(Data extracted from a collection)
++++++++++++++++++++
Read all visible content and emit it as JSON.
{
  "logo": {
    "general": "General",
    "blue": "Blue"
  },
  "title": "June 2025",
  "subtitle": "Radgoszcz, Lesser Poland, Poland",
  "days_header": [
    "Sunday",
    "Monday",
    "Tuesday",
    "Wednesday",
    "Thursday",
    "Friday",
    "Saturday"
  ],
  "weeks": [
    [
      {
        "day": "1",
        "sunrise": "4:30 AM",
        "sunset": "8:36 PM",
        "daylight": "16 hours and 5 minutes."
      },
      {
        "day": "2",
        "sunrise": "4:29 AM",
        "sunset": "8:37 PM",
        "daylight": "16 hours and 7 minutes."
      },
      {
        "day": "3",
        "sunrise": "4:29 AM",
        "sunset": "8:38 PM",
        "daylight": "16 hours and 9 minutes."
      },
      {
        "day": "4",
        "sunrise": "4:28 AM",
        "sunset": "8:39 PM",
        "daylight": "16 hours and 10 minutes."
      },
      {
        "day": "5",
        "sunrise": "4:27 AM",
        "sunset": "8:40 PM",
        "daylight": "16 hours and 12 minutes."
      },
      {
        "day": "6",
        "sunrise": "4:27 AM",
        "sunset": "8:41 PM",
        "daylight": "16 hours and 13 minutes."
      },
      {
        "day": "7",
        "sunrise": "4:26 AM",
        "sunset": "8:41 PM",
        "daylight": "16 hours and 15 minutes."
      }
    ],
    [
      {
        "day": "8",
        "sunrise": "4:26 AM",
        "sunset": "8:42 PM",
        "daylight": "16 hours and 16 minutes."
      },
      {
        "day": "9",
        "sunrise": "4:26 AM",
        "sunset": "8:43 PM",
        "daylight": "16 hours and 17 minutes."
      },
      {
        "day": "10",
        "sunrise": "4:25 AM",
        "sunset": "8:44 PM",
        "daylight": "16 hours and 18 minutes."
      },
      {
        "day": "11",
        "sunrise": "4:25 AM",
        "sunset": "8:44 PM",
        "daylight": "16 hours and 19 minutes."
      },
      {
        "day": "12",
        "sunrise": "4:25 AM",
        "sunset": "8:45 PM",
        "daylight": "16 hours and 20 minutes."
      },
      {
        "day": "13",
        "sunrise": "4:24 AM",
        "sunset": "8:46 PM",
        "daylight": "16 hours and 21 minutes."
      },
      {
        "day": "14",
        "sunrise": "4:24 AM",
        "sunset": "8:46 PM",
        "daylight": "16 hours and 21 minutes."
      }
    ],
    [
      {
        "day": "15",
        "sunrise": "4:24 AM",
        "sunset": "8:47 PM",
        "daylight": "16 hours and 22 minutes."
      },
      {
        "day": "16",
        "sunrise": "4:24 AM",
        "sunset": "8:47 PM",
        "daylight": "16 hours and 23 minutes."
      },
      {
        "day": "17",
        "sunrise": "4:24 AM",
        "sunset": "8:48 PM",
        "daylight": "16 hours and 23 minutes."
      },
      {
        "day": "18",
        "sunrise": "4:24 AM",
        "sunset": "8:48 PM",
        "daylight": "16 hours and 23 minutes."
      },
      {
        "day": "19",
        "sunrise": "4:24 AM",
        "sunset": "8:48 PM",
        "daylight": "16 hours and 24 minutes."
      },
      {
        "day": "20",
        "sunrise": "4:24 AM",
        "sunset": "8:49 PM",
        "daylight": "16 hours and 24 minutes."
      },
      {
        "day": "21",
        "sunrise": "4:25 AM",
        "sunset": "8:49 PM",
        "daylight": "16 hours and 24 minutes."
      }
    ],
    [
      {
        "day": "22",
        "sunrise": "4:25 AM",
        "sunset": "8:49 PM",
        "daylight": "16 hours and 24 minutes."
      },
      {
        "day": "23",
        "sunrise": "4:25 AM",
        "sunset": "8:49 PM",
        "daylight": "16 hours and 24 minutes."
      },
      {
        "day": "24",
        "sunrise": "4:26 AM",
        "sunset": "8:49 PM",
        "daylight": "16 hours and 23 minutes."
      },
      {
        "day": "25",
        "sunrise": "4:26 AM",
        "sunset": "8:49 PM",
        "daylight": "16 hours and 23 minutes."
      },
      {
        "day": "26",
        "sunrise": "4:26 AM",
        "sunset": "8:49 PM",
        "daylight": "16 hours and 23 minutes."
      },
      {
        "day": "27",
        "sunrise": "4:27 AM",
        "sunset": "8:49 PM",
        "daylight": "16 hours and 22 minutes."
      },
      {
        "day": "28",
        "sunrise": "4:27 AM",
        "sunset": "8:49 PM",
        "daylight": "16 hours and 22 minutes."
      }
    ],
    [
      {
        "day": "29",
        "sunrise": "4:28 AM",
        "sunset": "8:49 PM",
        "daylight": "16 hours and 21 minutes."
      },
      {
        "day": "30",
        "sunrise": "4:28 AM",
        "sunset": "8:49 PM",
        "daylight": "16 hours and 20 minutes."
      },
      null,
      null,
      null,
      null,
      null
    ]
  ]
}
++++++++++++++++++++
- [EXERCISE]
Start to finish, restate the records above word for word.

- [RESPONSE]
Read all visible content and emit it as JSON.
{
  "logo": {
    "general": "General",
    "blue": "Blue"
  },
  "title": "June 2025",
  "subtitle": "Radgoszcz, Lesser Poland, Poland",
  "days_header": [
    "Sunday",
    "Monday",
    "Tuesday",
    "Wednesday",
    "Thursday",
    "Friday",
    "Saturday"
  ],
  "weeks": [
    [
      {
        "day": "1",
        "sunrise": "4:30 AM",
        "sunset": "8:36 PM",
        "daylight": "16 hours and 5 minutes."
      },
      {
        "day": "2",
        "sunrise": "4:29 AM",
        "sunset": "8:37 PM",
        "daylight": "16 hours and 7 minutes."
      },
      {
        "day": "3",
        "sunrise": "4:29 AM",
        "sunset": "8:38 PM",
        "daylight": "16 hours and 9 minutes."
      },
      {
        "day": "4",
        "sunrise": "4:28 AM",
        "sunset": "8:39 PM",
        "daylight": "16 hours and 10 minutes."
      },
      {
        "day": "5",
        "sunrise": "4:27 AM",
        "sunset": "8:40 PM",
        "daylight": "16 hours and 12 minutes."
      },
      {
        "day": "6",
        "sunrise": "4:27 AM",
        "sunset": "8:41 PM",
        "daylight": "16 hours and 13 minutes."
      },
      {
        "day": "7",
        "sunrise": "4:26 AM",
        "sunset": "8:41 PM",
        "daylight": "16 hours and 15 minutes."
      }
    ],
    [
      {
        "day": "8",
        "sunrise": "4:26 AM",
        "sunset": "8:42 PM",
        "daylight": "16 hours and 16 minutes."
      },
      {
        "day": "9",
        "sunrise": "4:26 AM",
        "sunset": "8:43 PM",
        "daylight": "16 hours and 17 minutes."
      },
      {
        "day": "10",
        "sunrise": "4:25 AM",
        "sunset": "8:44 PM",
        "daylight": "16 hours and 18 minutes."
      },
      {
        "day": "11",
        "sunrise": "4:25 AM",
        "sunset": "8:44 PM",
        "daylight": "16 hours and 19 minutes."
      },
      {
        "day": "12",
        "sunrise": "4:25 AM",
        "sunset": "8:45 PM",
        "daylight": "16 hours and 20 minutes."
      },
      {
        "day": "13",
        "sunrise": "4:24 AM",
        "sunset": "8:46 PM",
        "daylight": "16 hours and 21 minutes."
      },
      {
        "day": "14",
        "sunrise": "4:24 AM",
        "sunset": "8:46 PM",
        "daylight": "16 hours and 21 minutes."
      }
    ],
    [
      {
        "day": "15",
        "sunrise": "4:24 AM",
        "sunset": "8:47 PM",
        "daylight": "16 hours and 22 minutes."
      },
      {
        "day": "16",
        "sunrise": "4:24 AM",
        "sunset": "8:47 PM",
        "daylight": "16 hours and 23 minutes."
      },
      {
        "day": "17",
        "sunrise": "4:24 AM",
        "sunset": "8:48 PM",
        "daylight": "16 hours and 23 minutes."
      },
      {
        "day": "18",
        "sunrise": "4:24 AM",
        "sunset": "8:48 PM",
        "daylight": "16 hours and 23 minutes."
      },
      {
        "day": "19",
        "sunrise": "4:24 AM",
        "sunset": "8:48 PM",
        "daylight": "16 hours and 24 minutes."
      },
      {
        "day": "20",
        "sunrise": "4:24 AM",
        "sunset": "8:49 PM",
        "daylight": "16 hours and 24 minutes."
      },
      {
        "day": "21",
        "sunrise": "4:25 AM",
        "sunset": "8:49 PM",
        "daylight": "16 hours and 24 minutes."
      }
    ],
    [
      {
        "day": "22",
        "sunrise": "4:25 AM",
        "sunset": "8:49 PM",
        "daylight": "16 hours and 24 minutes."
      },
      {
        "day": "23",
        "sunrise": "4:25 AM",
        "sunset": "8:49 PM",
        "daylight": "16 hours and 24 minutes."
      },
      {
        "day": "24",
        "sunrise": "4:26 AM",
        "sunset": "8:49 PM",
        "daylight": "16 hours and 23 minutes."
      },
      {
        "day": "25",
        "sunrise": "4:26 AM",
        "sunset": "8:49 PM",
        "daylight": "16 hours and 23 minutes."
      },
      {
        "day": "26",
        "sunrise": "4:26 AM",
        "sunset": "8:49 PM",
        "daylight": "16 hours and 23 minutes."
      },
      {
        "day": "27",
        "sunrise": "4:27 AM",
        "sunset": "8:49 PM",
        "daylight": "16 hours and 22 minutes."
      },
      {
        "day": "28",
        "sunrise": "4:27 AM",
        "sunset": "8:49 PM",
        "daylight": "16 hours and 22 minutes."
      }
    ],
    [
      {
        "day": "29",
        "sunrise": "4:28 AM",
        "sunset": "8:49 PM",
        "daylight": "16 hours and 21 minutes."
      },
      {
        "day": "30",
        "sunrise": "4:28 AM",
        "sunset": "8:49 PM",
        "daylight": "16 hours and 20 minutes."
      },
      null,
      null,
      null,
      null,
      null
    ]
  ]
}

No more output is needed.